#### [Task details]
Return every entry exactly. Leave nothing out.

*** Block opens ***

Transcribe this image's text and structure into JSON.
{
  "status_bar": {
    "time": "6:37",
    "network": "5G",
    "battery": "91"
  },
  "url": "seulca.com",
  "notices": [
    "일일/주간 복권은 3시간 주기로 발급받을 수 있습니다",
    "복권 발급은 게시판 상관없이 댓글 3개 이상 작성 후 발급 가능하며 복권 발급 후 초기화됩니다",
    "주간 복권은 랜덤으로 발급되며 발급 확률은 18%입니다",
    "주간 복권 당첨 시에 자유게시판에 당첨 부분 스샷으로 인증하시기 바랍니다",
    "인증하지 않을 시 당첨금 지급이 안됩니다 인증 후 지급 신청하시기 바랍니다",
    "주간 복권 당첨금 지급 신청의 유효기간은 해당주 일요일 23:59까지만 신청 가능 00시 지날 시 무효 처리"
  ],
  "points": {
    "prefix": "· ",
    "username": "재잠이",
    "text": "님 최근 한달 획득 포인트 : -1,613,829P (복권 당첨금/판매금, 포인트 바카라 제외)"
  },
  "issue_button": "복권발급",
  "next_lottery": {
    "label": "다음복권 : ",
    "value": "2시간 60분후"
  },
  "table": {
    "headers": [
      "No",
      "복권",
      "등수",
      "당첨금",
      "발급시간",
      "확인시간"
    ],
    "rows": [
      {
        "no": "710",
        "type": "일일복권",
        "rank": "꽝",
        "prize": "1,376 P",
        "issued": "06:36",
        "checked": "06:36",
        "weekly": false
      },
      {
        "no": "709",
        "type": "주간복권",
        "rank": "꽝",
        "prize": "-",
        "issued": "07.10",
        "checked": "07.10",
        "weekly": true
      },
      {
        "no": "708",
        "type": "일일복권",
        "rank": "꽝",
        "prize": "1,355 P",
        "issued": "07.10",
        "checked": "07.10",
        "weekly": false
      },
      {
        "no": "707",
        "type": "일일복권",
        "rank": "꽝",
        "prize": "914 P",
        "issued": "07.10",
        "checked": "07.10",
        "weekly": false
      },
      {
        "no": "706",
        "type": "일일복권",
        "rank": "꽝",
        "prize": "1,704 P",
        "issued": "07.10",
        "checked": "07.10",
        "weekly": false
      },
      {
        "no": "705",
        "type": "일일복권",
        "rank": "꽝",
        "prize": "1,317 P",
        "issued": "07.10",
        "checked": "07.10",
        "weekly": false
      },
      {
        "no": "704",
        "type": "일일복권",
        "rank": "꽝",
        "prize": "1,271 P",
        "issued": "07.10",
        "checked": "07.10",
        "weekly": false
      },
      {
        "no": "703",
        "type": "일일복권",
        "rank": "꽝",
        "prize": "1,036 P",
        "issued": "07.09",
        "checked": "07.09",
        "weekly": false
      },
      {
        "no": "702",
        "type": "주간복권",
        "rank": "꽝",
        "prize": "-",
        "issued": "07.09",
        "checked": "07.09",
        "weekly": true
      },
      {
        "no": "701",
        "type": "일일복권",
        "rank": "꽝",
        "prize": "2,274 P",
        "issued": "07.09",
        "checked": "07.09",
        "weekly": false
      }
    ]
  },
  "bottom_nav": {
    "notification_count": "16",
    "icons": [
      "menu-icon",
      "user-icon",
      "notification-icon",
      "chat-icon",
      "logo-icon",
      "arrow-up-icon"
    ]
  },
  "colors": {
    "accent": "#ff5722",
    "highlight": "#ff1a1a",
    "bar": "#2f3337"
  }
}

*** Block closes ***

#### [Result]
Transcribe this image's text and structure into JSON.
{
  "status_bar": {
    "time": "6:37",
    "network": "5G",
    "battery": "91"
  },
  "url": "seulca.com",
  "notices": [
    "일일/주간 복권은 3시간 주기로 발급받을 수 있습니다",
    "복권 발급은 게시판 상관없이 댓글 3개 이상 작성 후 발급 가능하며 복권 발급 후 초기화됩니다",
    "주간 복권은 랜덤으로 발급되며 발급 확률은 18%입니다",
    "주간 복권 당첨 시에 자유게시판에 당첨 부분 스샷으로 인증하시기 바랍니다",
    "인증하지 않을 시 당첨금 지급이 안됩니다 인증 후 지급 신청하시기 바랍니다",
    "주간 복권 당첨금 지급 신청의 유효기간은 해당주 일요일 23:59까지만 신청 가능 00시 지날 시 무효 처리"
  ],
  "points": {
    "prefix": "· ",
    "username": "재잠이",
    "text": "님 최근 한달 획득 포인트 : -1,613,829P (복권 당첨금/판매금, 포인트 바카라 제외)"
  },
  "issue_button": "복권발급",
  "next_lottery": {
    "label": "다음복권 : ",
    "value": "2시간 60분후"
  },
  "table": {
    "headers": [
      "No",
      "복권",
      "등수",
      "당첨금",
      "발급시간",
      "확인시간"
    ],
    "rows": [
      {
        "no": "710",
        "type": "일일복권",
        "rank": "꽝",
        "prize": "1,376 P",
        "issued": "06:36",
        "checked": "06:36",
        "weekly": false
      },
      {
        "no": "709",
        "type": "주간복권",
        "rank": "꽝",
        "prize": "-",
        "issued": "07.10",
        "checked": "07.10",
        "weekly": true
      },
      {
        "no": "708",
        "type": "일일복권",
        "rank": "꽝",
        "prize": "1,355 P",
        "issued": "07.10",
        "checked": "07.10",
        "weekly": false
      },
      {
        "no": "707",
        "type": "일일복권",
        "rank": "꽝",
        "prize": "914 P",
        "issued": "07.10",
        "checked": "07.10",
        "weekly": false
      },
      {
        "no": "706",
        "type": "일일복권",
        "rank": "꽝",
        "prize": "1,704 P",
        "issued": "07.10",
        "checked": "07.10",
        "weekly": false
      },
      {
        "no": "705",
        "type": "일일복권",
        "rank": "꽝",
        "prize": "1,317 P",
        "issued": "07.10",
        "checked": "07.10",
        "weekly": false
      },
      {
        "no": "704",
        "type": "일일복권",
        "rank": "꽝",
        "prize": "1,271 P",
        "issued": "07.10",
        "checked": "07.10",
        "weekly": false
      },
      {
        "no": "703",
        "type": "일일복권",
        "rank": "꽝",
        "prize": "1,036 P",
        "issued": "07.09",
        "checked": "07.09",
        "weekly": false
      },
      {
        "no": "702",
        "type": "주간복권",
        "rank": "꽝",
        "prize": "-",
        "issued": "07.09",
        "checked": "07.09",
        "weekly": true
      },
      {
        "no": "701",
        "type": "일일복권",
        "rank": "꽝",
        "prize": "2,274 P",
        "issued": "07.09",
        "checked": "07.09",
        "weekly": false
      }
    ]
  },
  "bottom_nav": {
    "notification_count": "16",
    "icons": [
      "menu-icon",
      "user-icon",
      "notification-icon",
      "chat-icon",
      "logo-icon",
      "arrow-up-icon"
    ]
  },
  "colors": {
    "accent": "#ff5722",
    "highlight": "#ff1a1a",
    "bar": "#2f3337"
  }
}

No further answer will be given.